§ EXERCISE
The word "atlas" may appear in some lines of the data; copy every such line.

Dataset rows for apps and sites:
=== Begin Enclosure ===
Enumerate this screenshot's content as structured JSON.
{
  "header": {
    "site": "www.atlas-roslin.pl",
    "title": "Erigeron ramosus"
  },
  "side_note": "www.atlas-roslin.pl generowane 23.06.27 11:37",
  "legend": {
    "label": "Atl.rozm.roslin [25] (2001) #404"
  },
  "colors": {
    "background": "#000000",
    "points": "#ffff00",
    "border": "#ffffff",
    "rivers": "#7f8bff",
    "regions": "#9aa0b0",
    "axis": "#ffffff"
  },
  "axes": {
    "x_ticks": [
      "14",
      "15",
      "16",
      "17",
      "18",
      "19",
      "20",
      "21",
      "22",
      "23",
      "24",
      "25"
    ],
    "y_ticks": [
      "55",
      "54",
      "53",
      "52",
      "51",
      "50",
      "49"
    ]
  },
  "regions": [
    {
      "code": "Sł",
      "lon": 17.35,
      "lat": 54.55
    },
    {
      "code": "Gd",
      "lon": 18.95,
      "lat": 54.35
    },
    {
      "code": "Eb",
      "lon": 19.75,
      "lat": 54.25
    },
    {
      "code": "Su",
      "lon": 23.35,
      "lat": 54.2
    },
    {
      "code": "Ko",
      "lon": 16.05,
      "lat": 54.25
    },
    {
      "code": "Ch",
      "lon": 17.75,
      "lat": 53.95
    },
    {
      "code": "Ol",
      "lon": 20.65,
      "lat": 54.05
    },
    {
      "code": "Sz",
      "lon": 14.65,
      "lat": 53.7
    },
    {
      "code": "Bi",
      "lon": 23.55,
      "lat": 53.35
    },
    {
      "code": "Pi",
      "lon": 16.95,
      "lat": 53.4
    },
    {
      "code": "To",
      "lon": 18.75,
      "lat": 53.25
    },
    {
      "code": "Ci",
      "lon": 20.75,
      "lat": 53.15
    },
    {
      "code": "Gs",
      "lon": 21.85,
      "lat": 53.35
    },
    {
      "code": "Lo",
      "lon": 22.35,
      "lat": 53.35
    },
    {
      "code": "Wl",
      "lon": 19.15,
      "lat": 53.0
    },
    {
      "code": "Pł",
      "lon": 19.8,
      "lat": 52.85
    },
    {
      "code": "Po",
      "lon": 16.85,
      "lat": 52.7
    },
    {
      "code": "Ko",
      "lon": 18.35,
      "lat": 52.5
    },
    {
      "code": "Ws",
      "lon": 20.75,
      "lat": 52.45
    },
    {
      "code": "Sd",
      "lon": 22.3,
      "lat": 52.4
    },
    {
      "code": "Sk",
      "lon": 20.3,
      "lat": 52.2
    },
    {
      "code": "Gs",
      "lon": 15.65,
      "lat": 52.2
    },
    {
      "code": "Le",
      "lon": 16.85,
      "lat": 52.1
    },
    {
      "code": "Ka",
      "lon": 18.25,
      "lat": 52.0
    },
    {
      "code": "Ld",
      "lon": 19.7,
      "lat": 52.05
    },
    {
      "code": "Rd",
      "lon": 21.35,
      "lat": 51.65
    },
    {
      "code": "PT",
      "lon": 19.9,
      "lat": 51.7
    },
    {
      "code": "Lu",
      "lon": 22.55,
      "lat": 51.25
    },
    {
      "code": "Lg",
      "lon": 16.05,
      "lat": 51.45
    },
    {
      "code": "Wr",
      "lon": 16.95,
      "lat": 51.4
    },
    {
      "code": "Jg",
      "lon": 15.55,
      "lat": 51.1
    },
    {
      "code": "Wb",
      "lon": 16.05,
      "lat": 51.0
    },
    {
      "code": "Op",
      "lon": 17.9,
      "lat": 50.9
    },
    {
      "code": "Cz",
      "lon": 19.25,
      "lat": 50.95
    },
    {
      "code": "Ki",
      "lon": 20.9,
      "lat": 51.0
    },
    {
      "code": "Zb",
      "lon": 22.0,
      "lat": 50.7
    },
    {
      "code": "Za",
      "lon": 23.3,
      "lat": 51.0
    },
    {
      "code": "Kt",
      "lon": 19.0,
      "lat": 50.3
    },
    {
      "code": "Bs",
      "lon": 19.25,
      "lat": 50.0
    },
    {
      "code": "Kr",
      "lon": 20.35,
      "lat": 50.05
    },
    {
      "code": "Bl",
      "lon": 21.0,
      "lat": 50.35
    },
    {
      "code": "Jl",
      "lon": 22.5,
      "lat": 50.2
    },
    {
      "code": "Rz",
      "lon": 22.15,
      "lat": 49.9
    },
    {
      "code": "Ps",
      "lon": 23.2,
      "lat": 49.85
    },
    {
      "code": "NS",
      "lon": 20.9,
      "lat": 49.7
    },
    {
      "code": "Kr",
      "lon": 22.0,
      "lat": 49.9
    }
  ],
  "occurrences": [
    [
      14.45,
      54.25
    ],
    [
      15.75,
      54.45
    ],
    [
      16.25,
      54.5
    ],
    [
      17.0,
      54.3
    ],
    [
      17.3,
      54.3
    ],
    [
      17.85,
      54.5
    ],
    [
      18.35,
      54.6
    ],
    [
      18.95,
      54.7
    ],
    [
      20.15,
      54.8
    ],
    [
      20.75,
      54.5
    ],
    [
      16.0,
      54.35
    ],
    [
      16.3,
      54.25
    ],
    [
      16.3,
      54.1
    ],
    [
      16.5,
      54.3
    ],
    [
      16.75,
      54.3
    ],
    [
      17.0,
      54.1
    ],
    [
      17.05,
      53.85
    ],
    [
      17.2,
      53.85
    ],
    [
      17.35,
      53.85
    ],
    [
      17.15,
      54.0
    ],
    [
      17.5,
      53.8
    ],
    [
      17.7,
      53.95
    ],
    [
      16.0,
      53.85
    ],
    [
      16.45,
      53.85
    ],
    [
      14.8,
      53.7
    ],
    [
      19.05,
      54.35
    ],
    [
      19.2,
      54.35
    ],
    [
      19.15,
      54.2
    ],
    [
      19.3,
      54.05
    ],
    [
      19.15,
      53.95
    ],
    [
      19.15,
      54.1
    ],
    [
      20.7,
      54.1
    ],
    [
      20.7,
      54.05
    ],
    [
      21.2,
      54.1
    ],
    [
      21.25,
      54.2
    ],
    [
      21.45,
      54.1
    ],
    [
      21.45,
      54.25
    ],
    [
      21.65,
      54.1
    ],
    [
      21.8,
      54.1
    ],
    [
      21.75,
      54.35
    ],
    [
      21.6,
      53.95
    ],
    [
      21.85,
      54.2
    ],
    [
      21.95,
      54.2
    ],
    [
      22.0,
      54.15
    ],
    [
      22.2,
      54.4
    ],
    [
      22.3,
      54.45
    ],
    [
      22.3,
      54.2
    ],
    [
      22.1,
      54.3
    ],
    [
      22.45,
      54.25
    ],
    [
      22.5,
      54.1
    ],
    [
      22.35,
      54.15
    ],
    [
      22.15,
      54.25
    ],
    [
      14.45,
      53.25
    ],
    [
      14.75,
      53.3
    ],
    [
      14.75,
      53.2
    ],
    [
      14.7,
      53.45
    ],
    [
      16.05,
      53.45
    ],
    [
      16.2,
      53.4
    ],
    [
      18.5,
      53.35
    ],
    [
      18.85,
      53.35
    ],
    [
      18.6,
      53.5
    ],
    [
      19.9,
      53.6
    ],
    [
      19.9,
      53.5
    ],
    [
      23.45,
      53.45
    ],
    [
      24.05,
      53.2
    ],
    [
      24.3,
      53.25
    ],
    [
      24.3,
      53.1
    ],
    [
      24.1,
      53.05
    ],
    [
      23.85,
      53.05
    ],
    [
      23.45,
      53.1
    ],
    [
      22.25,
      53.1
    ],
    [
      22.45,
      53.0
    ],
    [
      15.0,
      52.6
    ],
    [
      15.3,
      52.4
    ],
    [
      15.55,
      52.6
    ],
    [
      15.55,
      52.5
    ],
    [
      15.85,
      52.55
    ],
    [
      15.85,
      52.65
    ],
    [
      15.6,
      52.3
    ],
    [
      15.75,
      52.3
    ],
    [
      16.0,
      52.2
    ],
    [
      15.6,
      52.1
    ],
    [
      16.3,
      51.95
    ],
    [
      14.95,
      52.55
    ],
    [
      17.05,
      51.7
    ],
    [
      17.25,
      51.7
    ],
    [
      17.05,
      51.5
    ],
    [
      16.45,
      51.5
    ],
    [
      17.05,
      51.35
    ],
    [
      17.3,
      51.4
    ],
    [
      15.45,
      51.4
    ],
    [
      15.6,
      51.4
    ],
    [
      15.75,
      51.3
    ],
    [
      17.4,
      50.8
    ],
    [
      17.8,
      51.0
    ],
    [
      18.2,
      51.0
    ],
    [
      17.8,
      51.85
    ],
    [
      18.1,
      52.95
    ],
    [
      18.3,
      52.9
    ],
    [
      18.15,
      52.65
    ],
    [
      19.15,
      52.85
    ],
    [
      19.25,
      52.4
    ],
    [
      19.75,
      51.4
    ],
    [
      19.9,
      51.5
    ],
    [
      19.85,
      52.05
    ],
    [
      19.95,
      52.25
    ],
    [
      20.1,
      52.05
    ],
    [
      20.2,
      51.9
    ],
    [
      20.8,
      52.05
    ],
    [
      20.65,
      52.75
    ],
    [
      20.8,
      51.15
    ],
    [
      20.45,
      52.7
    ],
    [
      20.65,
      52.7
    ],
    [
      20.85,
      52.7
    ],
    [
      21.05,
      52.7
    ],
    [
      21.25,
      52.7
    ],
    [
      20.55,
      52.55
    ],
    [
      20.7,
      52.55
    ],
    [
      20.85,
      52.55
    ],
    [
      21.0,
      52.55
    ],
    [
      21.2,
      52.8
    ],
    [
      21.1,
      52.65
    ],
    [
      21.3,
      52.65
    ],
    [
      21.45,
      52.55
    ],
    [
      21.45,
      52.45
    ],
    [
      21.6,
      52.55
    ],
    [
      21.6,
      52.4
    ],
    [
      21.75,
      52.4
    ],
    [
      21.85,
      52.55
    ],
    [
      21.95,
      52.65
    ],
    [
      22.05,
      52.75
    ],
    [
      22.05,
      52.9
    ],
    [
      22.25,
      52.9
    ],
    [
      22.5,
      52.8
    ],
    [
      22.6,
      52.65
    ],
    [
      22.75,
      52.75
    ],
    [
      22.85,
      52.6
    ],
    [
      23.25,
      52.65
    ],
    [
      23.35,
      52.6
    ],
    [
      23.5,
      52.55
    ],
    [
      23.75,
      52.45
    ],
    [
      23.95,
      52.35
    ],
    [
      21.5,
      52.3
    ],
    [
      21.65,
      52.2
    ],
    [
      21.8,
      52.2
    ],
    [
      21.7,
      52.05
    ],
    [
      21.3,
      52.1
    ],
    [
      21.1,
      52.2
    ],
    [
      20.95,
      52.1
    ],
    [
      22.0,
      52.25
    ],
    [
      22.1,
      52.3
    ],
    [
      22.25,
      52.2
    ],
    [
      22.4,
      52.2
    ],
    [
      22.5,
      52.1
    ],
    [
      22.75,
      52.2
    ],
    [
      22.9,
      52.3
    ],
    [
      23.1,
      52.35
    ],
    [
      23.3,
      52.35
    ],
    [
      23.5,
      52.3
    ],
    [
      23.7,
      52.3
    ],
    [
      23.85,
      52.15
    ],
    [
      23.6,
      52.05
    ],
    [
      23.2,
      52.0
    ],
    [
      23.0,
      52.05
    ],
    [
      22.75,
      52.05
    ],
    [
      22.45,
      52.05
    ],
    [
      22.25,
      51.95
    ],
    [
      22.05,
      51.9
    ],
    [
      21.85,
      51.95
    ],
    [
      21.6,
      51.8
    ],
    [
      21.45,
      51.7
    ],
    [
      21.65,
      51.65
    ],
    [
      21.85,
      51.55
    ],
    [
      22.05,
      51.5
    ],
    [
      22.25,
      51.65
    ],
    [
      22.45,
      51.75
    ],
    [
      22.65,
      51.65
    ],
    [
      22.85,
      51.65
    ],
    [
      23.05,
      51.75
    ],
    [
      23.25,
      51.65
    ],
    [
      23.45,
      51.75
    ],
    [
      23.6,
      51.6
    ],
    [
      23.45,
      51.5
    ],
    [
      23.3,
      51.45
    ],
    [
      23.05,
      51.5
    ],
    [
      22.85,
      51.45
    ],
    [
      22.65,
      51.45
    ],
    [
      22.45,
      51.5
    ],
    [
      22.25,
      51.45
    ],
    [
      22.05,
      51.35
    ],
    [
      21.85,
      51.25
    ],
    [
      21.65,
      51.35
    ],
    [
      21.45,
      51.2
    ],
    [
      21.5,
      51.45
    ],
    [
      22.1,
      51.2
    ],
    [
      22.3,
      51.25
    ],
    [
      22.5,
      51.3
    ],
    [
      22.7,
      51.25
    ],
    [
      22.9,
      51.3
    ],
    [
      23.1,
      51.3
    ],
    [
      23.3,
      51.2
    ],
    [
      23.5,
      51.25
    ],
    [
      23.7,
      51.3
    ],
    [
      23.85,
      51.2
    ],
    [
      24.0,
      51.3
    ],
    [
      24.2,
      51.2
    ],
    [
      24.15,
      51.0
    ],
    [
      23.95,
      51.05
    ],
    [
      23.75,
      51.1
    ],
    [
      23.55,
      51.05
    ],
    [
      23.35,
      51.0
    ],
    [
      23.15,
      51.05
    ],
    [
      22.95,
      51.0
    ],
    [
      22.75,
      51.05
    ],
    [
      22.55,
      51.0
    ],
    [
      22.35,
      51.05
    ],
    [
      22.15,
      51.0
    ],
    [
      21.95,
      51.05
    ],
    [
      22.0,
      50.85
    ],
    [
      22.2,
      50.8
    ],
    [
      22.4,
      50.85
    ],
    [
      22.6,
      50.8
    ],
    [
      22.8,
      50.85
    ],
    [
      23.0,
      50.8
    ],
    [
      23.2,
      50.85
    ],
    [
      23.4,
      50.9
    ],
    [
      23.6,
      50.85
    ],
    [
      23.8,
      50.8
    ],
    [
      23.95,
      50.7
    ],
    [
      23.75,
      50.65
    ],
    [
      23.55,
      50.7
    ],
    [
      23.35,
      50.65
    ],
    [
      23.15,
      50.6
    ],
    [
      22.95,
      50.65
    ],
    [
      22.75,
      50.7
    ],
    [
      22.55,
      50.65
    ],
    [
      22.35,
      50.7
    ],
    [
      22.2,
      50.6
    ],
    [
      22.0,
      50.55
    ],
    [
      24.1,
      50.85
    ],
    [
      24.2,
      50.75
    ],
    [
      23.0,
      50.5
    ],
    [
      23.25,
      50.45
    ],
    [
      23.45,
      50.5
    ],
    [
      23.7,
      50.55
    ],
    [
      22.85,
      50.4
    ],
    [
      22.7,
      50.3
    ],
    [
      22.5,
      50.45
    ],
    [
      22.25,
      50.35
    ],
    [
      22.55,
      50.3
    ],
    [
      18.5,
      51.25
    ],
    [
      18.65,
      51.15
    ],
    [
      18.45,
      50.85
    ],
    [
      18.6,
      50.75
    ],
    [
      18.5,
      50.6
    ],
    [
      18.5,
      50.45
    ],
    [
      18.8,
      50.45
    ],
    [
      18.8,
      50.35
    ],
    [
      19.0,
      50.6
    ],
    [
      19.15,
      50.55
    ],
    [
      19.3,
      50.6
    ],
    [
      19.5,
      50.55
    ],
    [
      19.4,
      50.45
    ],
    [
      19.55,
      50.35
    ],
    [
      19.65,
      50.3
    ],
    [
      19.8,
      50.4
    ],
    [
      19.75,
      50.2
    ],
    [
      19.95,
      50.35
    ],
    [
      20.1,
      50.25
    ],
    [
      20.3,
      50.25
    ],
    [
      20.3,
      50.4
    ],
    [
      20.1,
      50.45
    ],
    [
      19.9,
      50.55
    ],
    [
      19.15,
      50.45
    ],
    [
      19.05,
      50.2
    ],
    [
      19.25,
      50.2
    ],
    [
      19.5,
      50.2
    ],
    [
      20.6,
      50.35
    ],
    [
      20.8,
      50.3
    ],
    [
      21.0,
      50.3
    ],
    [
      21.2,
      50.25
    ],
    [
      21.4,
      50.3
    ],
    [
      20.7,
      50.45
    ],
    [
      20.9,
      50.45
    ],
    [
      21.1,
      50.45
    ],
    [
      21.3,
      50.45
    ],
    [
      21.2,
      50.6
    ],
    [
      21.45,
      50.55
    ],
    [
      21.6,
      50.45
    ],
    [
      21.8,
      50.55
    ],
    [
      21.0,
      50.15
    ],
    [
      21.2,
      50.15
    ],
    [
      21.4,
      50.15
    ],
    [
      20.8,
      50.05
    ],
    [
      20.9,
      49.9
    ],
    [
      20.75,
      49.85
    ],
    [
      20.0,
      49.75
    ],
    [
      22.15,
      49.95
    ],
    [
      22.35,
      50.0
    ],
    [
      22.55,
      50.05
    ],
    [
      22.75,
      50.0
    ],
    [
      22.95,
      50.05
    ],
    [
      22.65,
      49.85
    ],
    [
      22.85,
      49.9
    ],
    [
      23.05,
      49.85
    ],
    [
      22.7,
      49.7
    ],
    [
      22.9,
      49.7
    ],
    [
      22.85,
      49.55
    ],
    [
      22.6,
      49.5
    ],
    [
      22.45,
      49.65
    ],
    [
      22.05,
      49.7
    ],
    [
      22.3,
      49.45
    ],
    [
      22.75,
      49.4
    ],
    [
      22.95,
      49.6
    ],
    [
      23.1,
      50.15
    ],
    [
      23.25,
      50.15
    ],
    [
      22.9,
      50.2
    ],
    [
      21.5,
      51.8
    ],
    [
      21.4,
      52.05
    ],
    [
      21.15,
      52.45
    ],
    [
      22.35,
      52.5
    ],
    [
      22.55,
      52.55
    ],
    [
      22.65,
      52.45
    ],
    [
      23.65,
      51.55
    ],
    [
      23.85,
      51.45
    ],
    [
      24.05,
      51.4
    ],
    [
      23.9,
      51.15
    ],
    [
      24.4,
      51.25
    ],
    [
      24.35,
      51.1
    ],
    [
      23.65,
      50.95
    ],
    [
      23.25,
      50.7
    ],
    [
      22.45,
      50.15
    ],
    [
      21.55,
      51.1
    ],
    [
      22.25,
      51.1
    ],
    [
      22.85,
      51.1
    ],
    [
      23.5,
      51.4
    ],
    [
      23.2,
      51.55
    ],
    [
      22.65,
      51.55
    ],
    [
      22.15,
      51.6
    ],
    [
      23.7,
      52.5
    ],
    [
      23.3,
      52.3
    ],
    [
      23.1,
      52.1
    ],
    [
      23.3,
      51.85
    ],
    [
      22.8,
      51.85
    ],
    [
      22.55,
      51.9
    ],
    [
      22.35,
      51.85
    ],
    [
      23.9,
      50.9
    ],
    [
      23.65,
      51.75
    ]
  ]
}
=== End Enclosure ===
§ TASK ANSWER
    "site": "www.atlas-roslin.pl",
  "side_note": "www.atlas-roslin.pl generowane 23.06.27 11:37",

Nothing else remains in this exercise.